> _REQUIRED WORK_: Each entry should be set down exactly as written, except for any picture it holds.

> _THE DATA_:

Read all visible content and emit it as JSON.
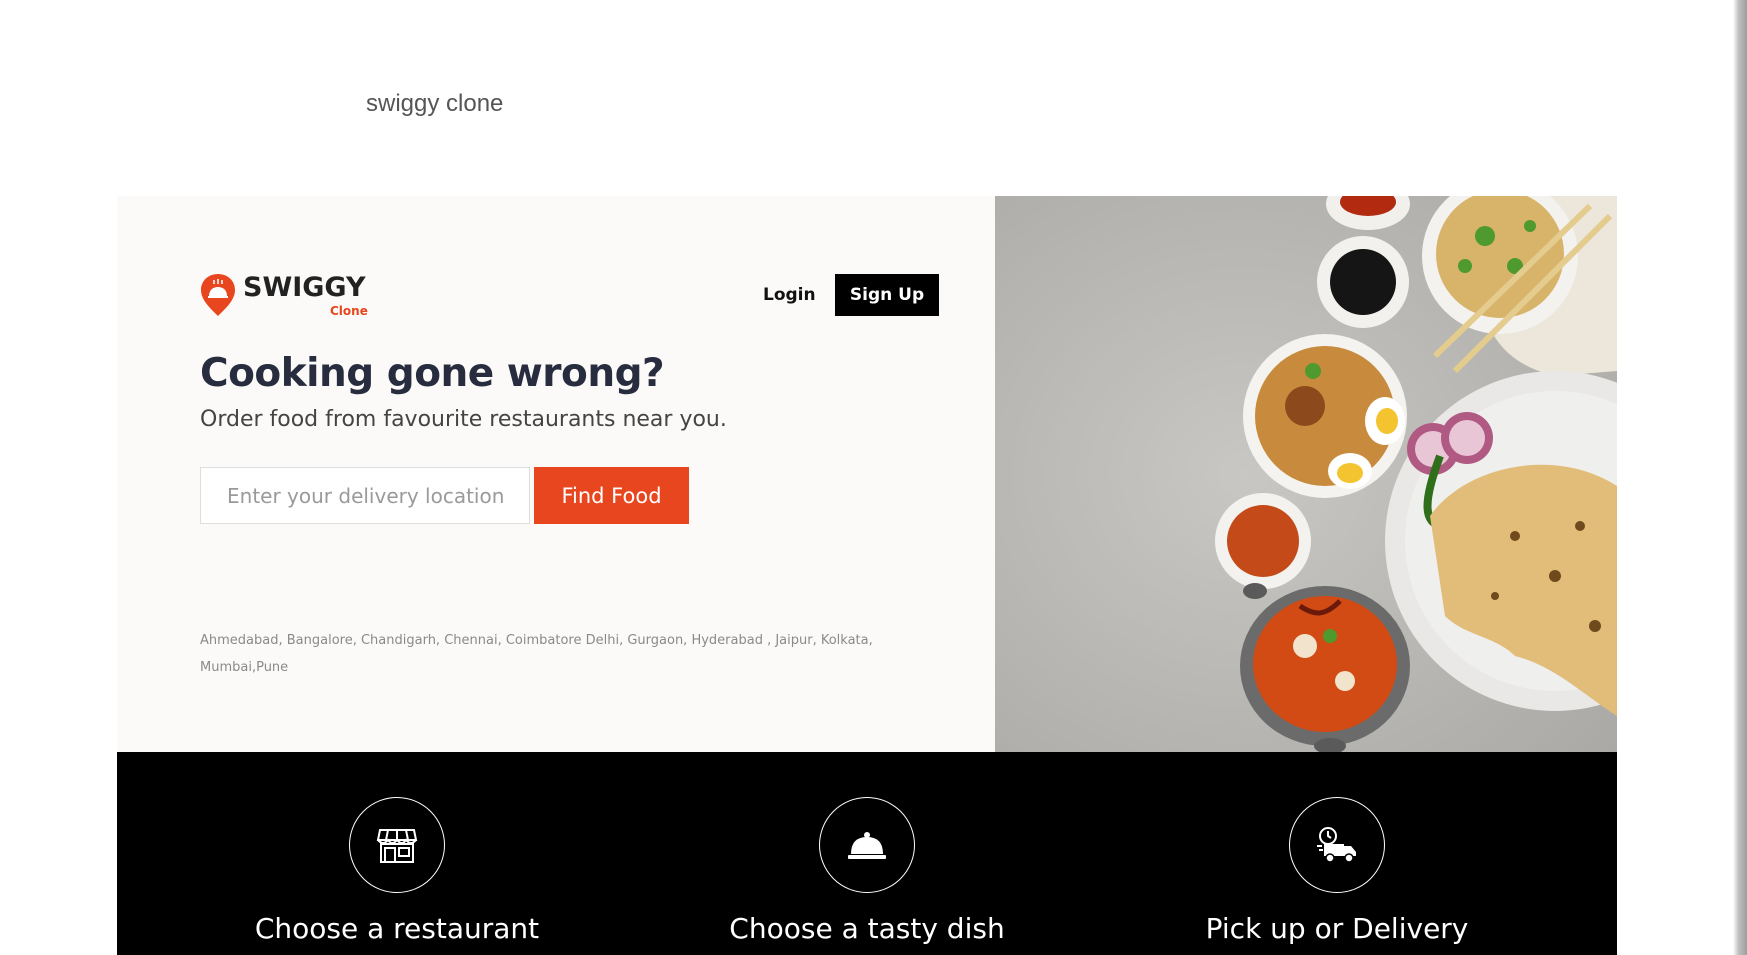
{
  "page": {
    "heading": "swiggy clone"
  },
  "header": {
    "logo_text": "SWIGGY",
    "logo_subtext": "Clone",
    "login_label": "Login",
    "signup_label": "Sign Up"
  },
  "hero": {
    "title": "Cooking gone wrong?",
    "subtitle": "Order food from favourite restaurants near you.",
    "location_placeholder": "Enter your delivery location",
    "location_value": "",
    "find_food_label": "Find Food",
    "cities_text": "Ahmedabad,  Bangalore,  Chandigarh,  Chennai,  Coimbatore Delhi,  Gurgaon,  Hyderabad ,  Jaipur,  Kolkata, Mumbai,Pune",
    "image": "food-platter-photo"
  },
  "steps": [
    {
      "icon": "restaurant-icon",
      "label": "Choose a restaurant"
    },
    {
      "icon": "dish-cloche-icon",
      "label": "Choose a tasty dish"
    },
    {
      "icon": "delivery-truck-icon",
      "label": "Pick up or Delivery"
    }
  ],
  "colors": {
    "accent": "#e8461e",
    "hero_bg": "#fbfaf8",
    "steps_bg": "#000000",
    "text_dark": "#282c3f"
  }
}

> _RESULT OF THE EXERCISE_:
Read all visible content and emit it as JSON.
{
  "page": {
    "heading": "swiggy clone"
  },
  "header": {
    "logo_text": "SWIGGY",
    "logo_subtext": "Clone",
    "login_label": "Login",
    "signup_label": "Sign Up"
  },
  "hero": {
    "title": "Cooking gone wrong?",
    "subtitle": "Order food from favourite restaurants near you.",
    "location_placeholder": "Enter your delivery location",
    "location_value": "",
    "find_food_label": "Find Food",
    "cities_text": "Ahmedabad,  Bangalore,  Chandigarh,  Chennai,  Coimbatore Delhi,  Gurgaon,  Hyderabad ,  Jaipur,  Kolkata, Mumbai,Pune",
    "image": "food-platter-photo"
  },
  "steps": [
    {
      "icon": "restaurant-icon",
      "label": "Choose a restaurant"
    },
    {
      "icon": "dish-cloche-icon",
      "label": "Choose a tasty dish"
    },
    {
      "icon": "delivery-truck-icon",
      "label": "Pick up or Delivery"
    }
  ],
  "colors": {
    "accent": "#e8461e",
    "hero_bg": "#fbfaf8",
    "steps_bg": "#000000",
    "text_dark": "#282c3f"
  }
}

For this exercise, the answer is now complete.